Social Strategy 101: Using copy to support video creative
Beehiiv—and newsletter platform for creators and businesses—is executing their social content strategy as well as any software company I’ve seen.
I’ll do a full deep dive into their strategy at some point (perhaps this coming Monday), but today I want to get super tactical and focus on one particular post.
This is a prime example of how to use copy + video to hook people who are scrolling the timeline. This example is on Twitter/X, but you can apply this to any platform.
First, the post. I’d recommend clicking through here so you can actually watch the video.
By the numbers:
- 10.1K views
- 105 likes
- 102 bookmarks (super strong like: bookmark ratio)
Ok, ready for some tactics?
Takeaway 1: Lean into video on Twitter/X more than you used to.
It’s our job as social media professionals to stay up to date on what’s working on platforms. In my work for clients at my agency, I’m seeing video perform quite well. The sentiment isn’t unique to me though. I’ve been seeing other marketers and creators echo this.
Writing isn’t ‘dead,’ but video is in. Beehiiv has made video a core part of their social strategy. This is a great example. It’s clear that effort and editing was put into this piece of creative. It earns the scroller’s attention, and isn’t just a haphazard podcast clip pulled together
Takeaway 2: When paired together, the role of the social copy is to draw attention to the creative asset.
The media should do most of the talking. The copy’s role is simply to aid in stopping the scroll, and getting a relevant user interested enough to watch the video. Nothing else.
Let’s look at the copy in this post:
“how to create Morning Brew style newsletters in just 5 minutes on beehiiv 🐝👇”
One line. Simple. Clean.
More copy is not always better. Sometimes—most of the time—cutting the fluff is better for social copy than writing more words for the sake of it.

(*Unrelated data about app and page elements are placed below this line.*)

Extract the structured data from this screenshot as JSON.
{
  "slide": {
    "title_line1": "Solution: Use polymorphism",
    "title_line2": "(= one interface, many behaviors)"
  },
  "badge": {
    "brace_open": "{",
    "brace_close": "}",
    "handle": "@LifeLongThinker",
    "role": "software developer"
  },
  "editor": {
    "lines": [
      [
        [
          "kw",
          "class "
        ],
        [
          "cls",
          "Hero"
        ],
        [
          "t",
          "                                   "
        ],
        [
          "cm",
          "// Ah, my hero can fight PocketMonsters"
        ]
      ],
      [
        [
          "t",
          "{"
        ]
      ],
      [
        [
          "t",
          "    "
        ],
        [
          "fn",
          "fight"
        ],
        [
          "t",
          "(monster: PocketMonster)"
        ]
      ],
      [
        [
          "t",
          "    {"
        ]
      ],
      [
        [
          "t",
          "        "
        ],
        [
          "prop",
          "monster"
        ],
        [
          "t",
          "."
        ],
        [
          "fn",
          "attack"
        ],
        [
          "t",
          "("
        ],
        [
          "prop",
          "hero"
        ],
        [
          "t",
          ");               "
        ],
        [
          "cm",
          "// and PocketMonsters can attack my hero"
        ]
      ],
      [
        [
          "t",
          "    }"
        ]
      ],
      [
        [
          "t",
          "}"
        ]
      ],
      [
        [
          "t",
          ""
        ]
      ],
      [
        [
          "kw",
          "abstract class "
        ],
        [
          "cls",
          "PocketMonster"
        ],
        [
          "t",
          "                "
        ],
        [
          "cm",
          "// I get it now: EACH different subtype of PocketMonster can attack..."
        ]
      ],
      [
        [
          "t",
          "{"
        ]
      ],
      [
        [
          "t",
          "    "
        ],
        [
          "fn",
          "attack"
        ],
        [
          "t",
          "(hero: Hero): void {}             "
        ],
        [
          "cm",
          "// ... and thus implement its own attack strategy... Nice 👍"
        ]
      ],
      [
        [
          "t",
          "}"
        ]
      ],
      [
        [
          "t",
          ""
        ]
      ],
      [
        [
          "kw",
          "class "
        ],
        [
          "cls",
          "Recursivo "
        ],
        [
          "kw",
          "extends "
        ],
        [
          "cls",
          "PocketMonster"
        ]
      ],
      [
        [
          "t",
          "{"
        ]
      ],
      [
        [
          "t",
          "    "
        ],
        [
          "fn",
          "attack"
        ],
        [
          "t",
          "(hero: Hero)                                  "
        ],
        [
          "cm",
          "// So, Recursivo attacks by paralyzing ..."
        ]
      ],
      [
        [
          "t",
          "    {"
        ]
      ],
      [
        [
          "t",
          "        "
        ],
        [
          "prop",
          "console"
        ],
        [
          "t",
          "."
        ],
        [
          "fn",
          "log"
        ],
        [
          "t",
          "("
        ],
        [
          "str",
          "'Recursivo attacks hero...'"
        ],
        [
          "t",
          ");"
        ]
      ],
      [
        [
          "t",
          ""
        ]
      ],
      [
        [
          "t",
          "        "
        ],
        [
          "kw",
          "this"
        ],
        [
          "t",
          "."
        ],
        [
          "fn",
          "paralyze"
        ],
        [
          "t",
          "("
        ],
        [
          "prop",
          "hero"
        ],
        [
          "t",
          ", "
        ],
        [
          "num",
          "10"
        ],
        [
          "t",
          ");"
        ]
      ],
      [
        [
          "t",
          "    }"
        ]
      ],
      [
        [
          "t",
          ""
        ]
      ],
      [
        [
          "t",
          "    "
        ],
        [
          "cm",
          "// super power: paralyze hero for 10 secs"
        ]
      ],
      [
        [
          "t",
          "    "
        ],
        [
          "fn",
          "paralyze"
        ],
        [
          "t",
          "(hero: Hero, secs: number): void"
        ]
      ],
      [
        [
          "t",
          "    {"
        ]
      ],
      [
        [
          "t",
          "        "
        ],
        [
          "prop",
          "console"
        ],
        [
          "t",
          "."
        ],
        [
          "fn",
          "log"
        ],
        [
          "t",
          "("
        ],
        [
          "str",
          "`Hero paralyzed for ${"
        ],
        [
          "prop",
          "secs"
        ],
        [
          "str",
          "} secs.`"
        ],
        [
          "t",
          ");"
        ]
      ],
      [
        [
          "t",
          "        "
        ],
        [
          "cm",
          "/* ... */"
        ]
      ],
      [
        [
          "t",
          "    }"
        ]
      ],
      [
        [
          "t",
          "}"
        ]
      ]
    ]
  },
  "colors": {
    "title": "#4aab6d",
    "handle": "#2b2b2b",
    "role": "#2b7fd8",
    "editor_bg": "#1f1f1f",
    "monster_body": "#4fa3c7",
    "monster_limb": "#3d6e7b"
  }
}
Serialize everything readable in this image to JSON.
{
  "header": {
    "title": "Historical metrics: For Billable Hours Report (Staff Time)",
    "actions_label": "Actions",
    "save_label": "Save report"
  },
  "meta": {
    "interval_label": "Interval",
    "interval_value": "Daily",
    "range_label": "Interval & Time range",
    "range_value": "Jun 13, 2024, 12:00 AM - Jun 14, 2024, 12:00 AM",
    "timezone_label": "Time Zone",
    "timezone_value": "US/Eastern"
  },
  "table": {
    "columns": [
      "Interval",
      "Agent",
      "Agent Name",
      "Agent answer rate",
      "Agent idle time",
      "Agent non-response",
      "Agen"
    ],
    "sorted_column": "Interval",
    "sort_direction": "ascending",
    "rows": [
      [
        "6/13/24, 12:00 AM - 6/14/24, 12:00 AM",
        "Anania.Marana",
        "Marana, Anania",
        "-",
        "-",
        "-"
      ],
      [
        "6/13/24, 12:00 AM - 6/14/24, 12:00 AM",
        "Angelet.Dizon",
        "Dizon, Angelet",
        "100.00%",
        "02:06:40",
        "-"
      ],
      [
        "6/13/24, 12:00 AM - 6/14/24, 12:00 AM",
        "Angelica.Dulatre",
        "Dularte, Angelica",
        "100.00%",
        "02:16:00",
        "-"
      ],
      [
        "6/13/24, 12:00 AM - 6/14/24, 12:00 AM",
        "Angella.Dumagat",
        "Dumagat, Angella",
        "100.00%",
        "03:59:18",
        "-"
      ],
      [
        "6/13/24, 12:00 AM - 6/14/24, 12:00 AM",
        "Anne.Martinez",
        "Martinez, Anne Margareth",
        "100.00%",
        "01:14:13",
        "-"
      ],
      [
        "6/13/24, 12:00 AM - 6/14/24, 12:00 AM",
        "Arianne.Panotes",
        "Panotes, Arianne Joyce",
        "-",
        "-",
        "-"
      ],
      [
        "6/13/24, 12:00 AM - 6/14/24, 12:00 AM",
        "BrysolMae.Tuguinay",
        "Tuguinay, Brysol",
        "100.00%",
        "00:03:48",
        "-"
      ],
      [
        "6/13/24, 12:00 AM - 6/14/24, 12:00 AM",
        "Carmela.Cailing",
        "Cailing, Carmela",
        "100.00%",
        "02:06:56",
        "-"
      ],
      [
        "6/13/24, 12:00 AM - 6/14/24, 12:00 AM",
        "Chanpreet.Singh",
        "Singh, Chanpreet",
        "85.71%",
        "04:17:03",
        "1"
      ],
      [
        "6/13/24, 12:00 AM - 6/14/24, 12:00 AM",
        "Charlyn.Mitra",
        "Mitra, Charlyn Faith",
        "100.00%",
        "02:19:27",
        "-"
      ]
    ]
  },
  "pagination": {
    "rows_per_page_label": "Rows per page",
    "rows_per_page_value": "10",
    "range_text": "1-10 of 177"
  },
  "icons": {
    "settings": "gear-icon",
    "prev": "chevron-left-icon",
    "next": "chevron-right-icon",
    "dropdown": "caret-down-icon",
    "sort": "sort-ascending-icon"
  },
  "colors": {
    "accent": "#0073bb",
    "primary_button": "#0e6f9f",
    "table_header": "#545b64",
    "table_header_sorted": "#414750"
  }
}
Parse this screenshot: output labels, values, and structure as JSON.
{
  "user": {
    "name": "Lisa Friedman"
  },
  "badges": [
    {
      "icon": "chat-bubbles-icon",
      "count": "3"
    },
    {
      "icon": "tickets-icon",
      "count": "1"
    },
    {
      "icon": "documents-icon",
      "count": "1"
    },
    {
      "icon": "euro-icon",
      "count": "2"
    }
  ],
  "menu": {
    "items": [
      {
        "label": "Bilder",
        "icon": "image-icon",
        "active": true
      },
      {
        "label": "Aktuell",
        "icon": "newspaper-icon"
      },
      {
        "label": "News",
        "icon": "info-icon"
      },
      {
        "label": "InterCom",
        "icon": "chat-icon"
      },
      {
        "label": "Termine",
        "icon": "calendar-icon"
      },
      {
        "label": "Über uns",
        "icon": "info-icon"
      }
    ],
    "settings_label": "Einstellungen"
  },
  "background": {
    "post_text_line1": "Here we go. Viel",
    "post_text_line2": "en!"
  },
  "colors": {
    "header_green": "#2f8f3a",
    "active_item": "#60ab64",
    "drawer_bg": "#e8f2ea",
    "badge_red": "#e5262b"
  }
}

As long as it moves the viewer to the video.
Caveat: I have seen use cases in having the copy rephrase exactly what the video says, as a way to add value to those with sound off or those that just prefer to read over watch. Generally though, using the copy to drive attention to the creative asset is a good approach.
Takeaway 2: Borrow credibility from bigger names your ICP recognizes.
Compare these 2 alternatives:
- how to create aesthetically appealing newsletters in just 5 minutes on beehiiv
- how to create Morning Brew style newsletters in just 5 minutes on beehiiv
Both pieces of copy are ‘good.’ But I’d bet money that the second variant outperforms the first when tested side-by-side.
Morning Brew is one of the most widely known newsletters in the world. On Twitter, newsletter creators view them as aspirational. They have clout. And using ‘Morning Brew’ in the copy borrows that clout.
The reader will think, “I want to make newsletters like Morning Brew. I should watch this!”
Name-jacking, or whatever you want to call it, is such an easy lever to pull to increase distribution on your social content as a startup (though Beehiiv is anything but ‘small’ at this point).
I use this all the point. Hell, I’m doing it right now talking about Beehiiv as an example. When I repurpose this newsletter to Twitter, it will probably rip, for that reason.
And for these 2 reasons, this post is going in my Swipe File.
By the way, if you want to grab my exact Swipe File template I use to keep track of inspiration and never run out of content ideas, check it out here.